Items from an interface collection:
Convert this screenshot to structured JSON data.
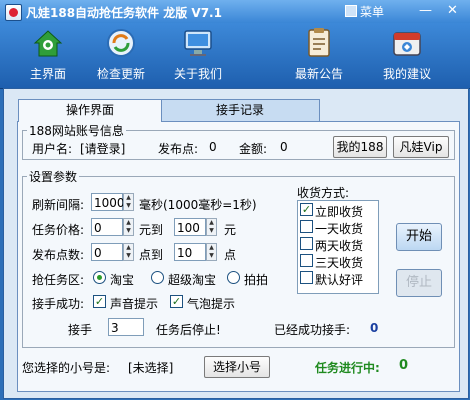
{
  "app": {
    "title": "凡娃188自动抢任务软件  龙版 V7.1",
    "menu_label": "菜单",
    "minimize": "—",
    "close": "✕"
  },
  "toolbar": [
    {
      "label": "主界面",
      "icon": "home-icon"
    },
    {
      "label": "检查更新",
      "icon": "update-icon"
    },
    {
      "label": "关于我们",
      "icon": "monitor-icon"
    },
    {
      "label": "最新公告",
      "icon": "notice-icon"
    },
    {
      "label": "我的建议",
      "icon": "suggestion-icon"
    }
  ],
  "tabs": {
    "active": "操作界面",
    "inactive": "接手记录"
  },
  "account": {
    "legend": "188网站账号信息",
    "username_label": "用户名:",
    "username_value": "[请登录]",
    "points_label": "发布点:",
    "points_value": "0",
    "amount_label": "金额:",
    "amount_value": "0",
    "my188_button": "我的188",
    "vip_button": "凡娃Vip"
  },
  "settings": {
    "legend": "设置参数",
    "interval_label": "刷新间隔:",
    "interval_value": "1000",
    "interval_unit": "毫秒(1000毫秒=1秒)",
    "price_label": "任务价格:",
    "price_from": "0",
    "price_to_label": "元到",
    "price_to": "100",
    "price_unit": "元",
    "points_label": "发布点数:",
    "points_from": "0",
    "points_to_label": "点到",
    "points_to": "10",
    "points_unit": "点",
    "zone_label": "抢任务区:",
    "zones": [
      "淘宝",
      "超级淘宝",
      "拍拍"
    ],
    "zone_selected": 0,
    "success_label": "接手成功:",
    "sound_label": "声音提示",
    "bubble_label": "气泡提示",
    "stop_label_pre": "接手",
    "stop_value": "3",
    "stop_label_post": "任务后停止!",
    "success_count_label": "已经成功接手:",
    "success_count": "0"
  },
  "receipt": {
    "title": "收货方式:",
    "options": [
      {
        "label": "立即收货",
        "checked": true
      },
      {
        "label": "一天收货",
        "checked": false
      },
      {
        "label": "两天收货",
        "checked": false
      },
      {
        "label": "三天收货",
        "checked": false
      },
      {
        "label": "默认好评",
        "checked": false
      }
    ]
  },
  "actions": {
    "start": "开始",
    "stop": "停止"
  },
  "footer": {
    "account_label": "您选择的小号是:",
    "account_value": "[未选择]",
    "select_button": "选择小号",
    "status_label": "任务进行中:",
    "status_value": "0"
  },
  "colors": {
    "title_bar": "#3a86d6",
    "toolbar": "#1e5fae",
    "panel": "#dbe8f5",
    "status_green": "#1f8a1f",
    "count_blue": "#1a3fa0"
  }
}
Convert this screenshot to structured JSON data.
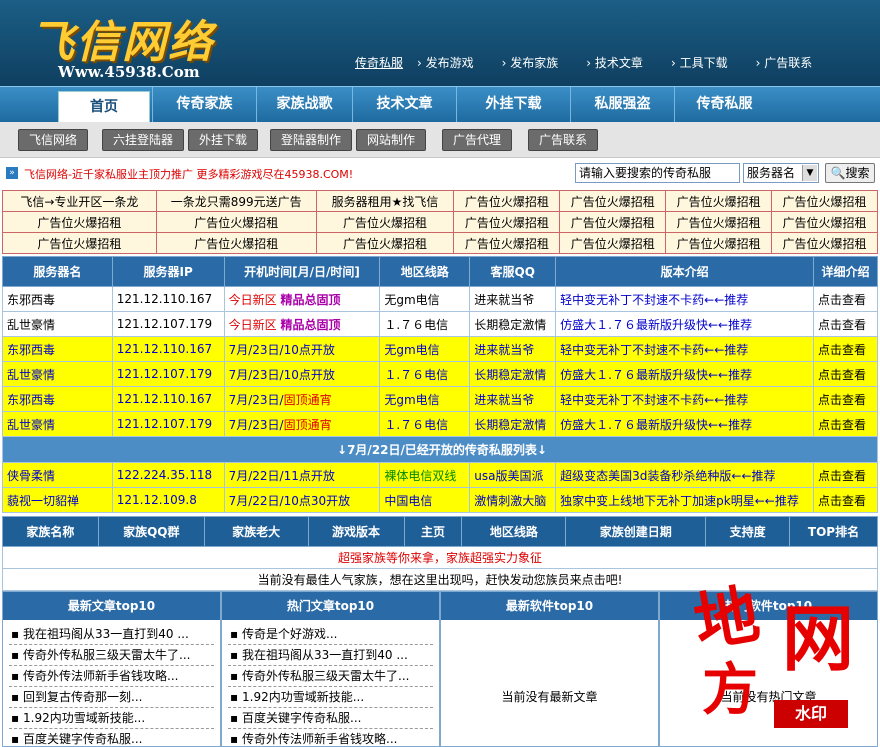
{
  "header": {
    "logo_text": "飞信网络",
    "logo_url": "Www.45938.Com",
    "top_links": [
      "传奇私服",
      "发布游戏",
      "发布家族",
      "技术文章",
      "工具下载",
      "广告联系"
    ]
  },
  "main_nav": [
    "首页",
    "传奇家族",
    "家族战歌",
    "技术文章",
    "外挂下载",
    "私服强盗",
    "传奇私服"
  ],
  "sub_nav": [
    "飞信网络",
    "六挂登陆器",
    "外挂下载",
    "登陆器制作",
    "网站制作",
    "广告代理",
    "广告联系"
  ],
  "search": {
    "promo": "飞信网络-近千家私服业主顶力推广 更多精彩游戏尽在45938.COM!",
    "input_value": "请输入要搜索的传奇私服",
    "select_value": "服务器名",
    "button_label": "搜索"
  },
  "ads": [
    [
      "飞信→专业开区一条龙",
      "一条龙只需899元送广告",
      "服务器租用★找飞信",
      "广告位火爆招租",
      "广告位火爆招租",
      "广告位火爆招租",
      "广告位火爆招租"
    ],
    [
      "广告位火爆招租",
      "广告位火爆招租",
      "广告位火爆招租",
      "广告位火爆招租",
      "广告位火爆招租",
      "广告位火爆招租",
      "广告位火爆招租"
    ],
    [
      "广告位火爆招租",
      "广告位火爆招租",
      "广告位火爆招租",
      "广告位火爆招租",
      "广告位火爆招租",
      "广告位火爆招租",
      "广告位火爆招租"
    ]
  ],
  "server_table": {
    "headers": [
      "服务器名",
      "服务器IP",
      "开机时间[月/日/时间]",
      "地区线路",
      "客服QQ",
      "版本介绍",
      "详细介绍"
    ],
    "rows": [
      {
        "name": "东邪西毒",
        "ip": "121.12.110.167",
        "time": "今日新区",
        "time_extra": "精品总固顶",
        "line": "无gm电信",
        "qq": "进来就当爷",
        "intro": "轻中变无补丁不封速不卡药←←推荐",
        "detail": "点击查看"
      },
      {
        "name": "乱世豪情",
        "ip": "121.12.107.179",
        "time": "今日新区",
        "time_extra": "精品总固顶",
        "line": "１.７６电信",
        "qq": "长期稳定激情",
        "intro": "仿盛大１.７６最新版升级快←←推荐",
        "detail": "点击查看"
      },
      {
        "name": "东邪西毒",
        "ip": "121.12.110.167",
        "time": "7月/23日/10点开放",
        "time_extra": "",
        "line": "无gm电信",
        "qq": "进来就当爷",
        "intro": "轻中变无补丁不封速不卡药←←推荐",
        "detail": "点击查看"
      },
      {
        "name": "乱世豪情",
        "ip": "121.12.107.179",
        "time": "7月/23日/10点开放",
        "time_extra": "",
        "line": "１.７６电信",
        "qq": "长期稳定激情",
        "intro": "仿盛大１.７６最新版升级快←←推荐",
        "detail": "点击查看"
      },
      {
        "name": "东邪西毒",
        "ip": "121.12.110.167",
        "time": "7月/23日/",
        "time_extra": "固顶通宵",
        "line": "无gm电信",
        "qq": "进来就当爷",
        "intro": "轻中变无补丁不封速不卡药←←推荐",
        "detail": "点击查看"
      },
      {
        "name": "乱世豪情",
        "ip": "121.12.107.179",
        "time": "7月/23日/",
        "time_extra": "固顶通宵",
        "line": "１.７６电信",
        "qq": "长期稳定激情",
        "intro": "仿盛大１.７６最新版升级快←←推荐",
        "detail": "点击查看"
      }
    ],
    "separator": "↓7月/22日/已经开放的传奇私服列表↓",
    "opened_rows": [
      {
        "name": "侠骨柔情",
        "ip": "122.224.35.118",
        "time": "7月/22日/11点开放",
        "line": "裸体电信双线",
        "qq": "usa版美国派",
        "intro": "超级变态美国3d装备秒杀绝种版←←推荐",
        "detail": "点击查看"
      },
      {
        "name": "藐视一切貂禅",
        "ip": "121.12.109.8",
        "time": "7月/22日/10点30开放",
        "line": "中国电信",
        "qq": "激情刺激大脑",
        "intro": "独家中变上线地下无补丁加速pk明星←←推荐",
        "detail": "点击查看"
      }
    ]
  },
  "family_table": {
    "headers": [
      "家族名称",
      "家族QQ群",
      "家族老大",
      "游戏版本",
      "主页",
      "地区线路",
      "家族创建日期",
      "支持度",
      "TOP排名"
    ],
    "slogan": "超强家族等你来拿，家族超强实力象征",
    "empty_text": "当前没有最佳人气家族，想在这里出现吗，赶快发动您族员来点击吧!"
  },
  "columns": [
    {
      "title": "最新文章top10",
      "items": [
        "我在祖玛阁从33一直打到40 ...",
        "传奇外传私服三级天雷太牛了...",
        "传奇外传法师新手省钱攻略...",
        "回到复古传奇那一刻...",
        "1.92内功雪域新技能...",
        "百度关键字传奇私服..."
      ]
    },
    {
      "title": "热门文章top10",
      "items": [
        "传奇是个好游戏...",
        "我在祖玛阁从33一直打到40 ...",
        "传奇外传私服三级天雷太牛了...",
        "1.92内功雪域新技能...",
        "百度关键字传奇私服...",
        "传奇外传法师新手省钱攻略..."
      ]
    },
    {
      "title": "最新软件top10",
      "empty": "当前没有最新文章"
    },
    {
      "title": "热门软件top10",
      "empty": "当前没有热门文章"
    }
  ],
  "watermark": {
    "char1": "地",
    "char2": "网",
    "char3": "方",
    "badge": "水印"
  }
}
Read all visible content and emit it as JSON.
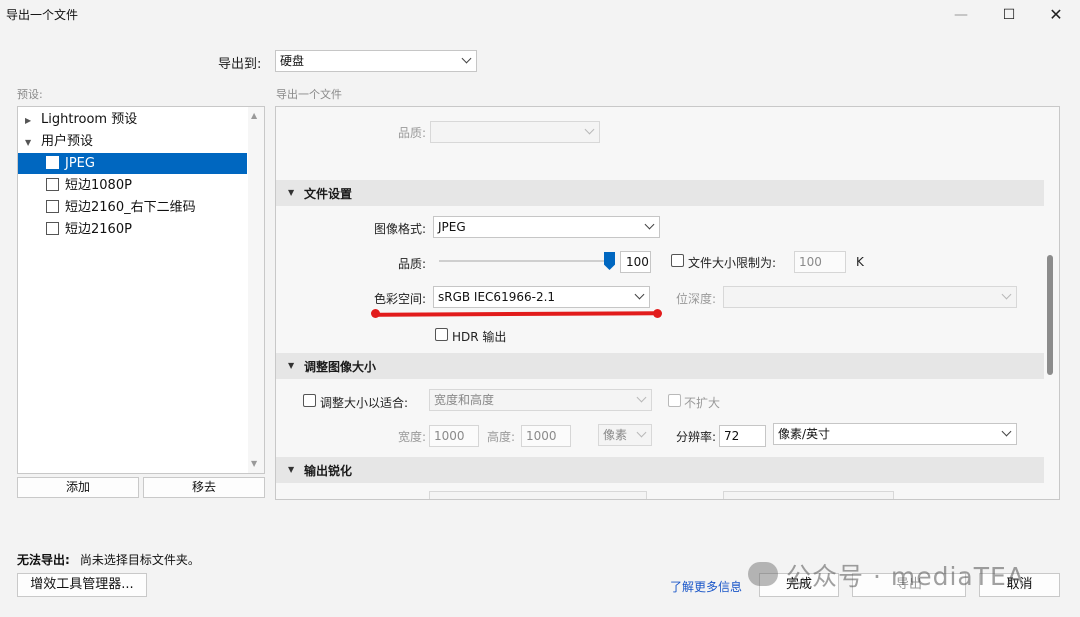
{
  "window": {
    "title": "导出一个文件",
    "minimize": "—",
    "maximize": "☐",
    "close": "✕"
  },
  "export_to": {
    "label": "导出到:",
    "value": "硬盘"
  },
  "presets": {
    "caption": "预设:",
    "items": [
      {
        "label": "Lightroom 预设",
        "type": "folder",
        "expanded": false
      },
      {
        "label": "用户预设",
        "type": "folder",
        "expanded": true
      },
      {
        "label": "JPEG",
        "type": "preset",
        "selected": true
      },
      {
        "label": "短边1080P",
        "type": "preset",
        "selected": false
      },
      {
        "label": "短边2160_右下二维码",
        "type": "preset",
        "selected": false
      },
      {
        "label": "短边2160P",
        "type": "preset",
        "selected": false
      }
    ],
    "add_label": "添加",
    "remove_label": "移去"
  },
  "main": {
    "caption": "导出一个文件",
    "top_quality_label": "品质:",
    "file_settings": {
      "title": "文件设置",
      "format_label": "图像格式:",
      "format_value": "JPEG",
      "quality_label": "品质:",
      "quality_value": "100",
      "quality_fraction": 1.0,
      "limit_label": "文件大小限制为:",
      "limit_value": "100",
      "limit_unit": "K",
      "colorspace_label": "色彩空间:",
      "colorspace_value": "sRGB IEC61966-2.1",
      "bitdepth_label": "位深度:",
      "hdr_label": "HDR 输出"
    },
    "resize": {
      "title": "调整图像大小",
      "fit_label": "调整大小以适合:",
      "fit_value": "宽度和高度",
      "no_enlarge_label": "不扩大",
      "width_label": "宽度:",
      "width_value": "1000",
      "height_label": "高度:",
      "height_value": "1000",
      "unit_value": "像素",
      "resolution_label": "分辨率:",
      "resolution_value": "72",
      "resolution_unit": "像素/英寸"
    },
    "sharpen": {
      "title": "输出锐化"
    }
  },
  "footer": {
    "warning_title": "无法导出:",
    "warning_text": "尚未选择目标文件夹。",
    "plugin_manager": "增效工具管理器...",
    "learn_more": "了解更多信息",
    "done": "完成",
    "export": "导出",
    "cancel": "取消",
    "watermark": "公众号 · mediaTEA"
  },
  "colors": {
    "accent": "#0067c0",
    "annotation": "#e21c1c",
    "link": "#1a56c8"
  }
}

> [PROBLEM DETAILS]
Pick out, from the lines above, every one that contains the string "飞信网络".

> [RESPONSE AREA]
    "logo_text": "飞信网络",
    "飞信网络",
    "promo": "飞信网络-近千家私服业主顶力推广 更多精彩游戏尽在45938.COM!",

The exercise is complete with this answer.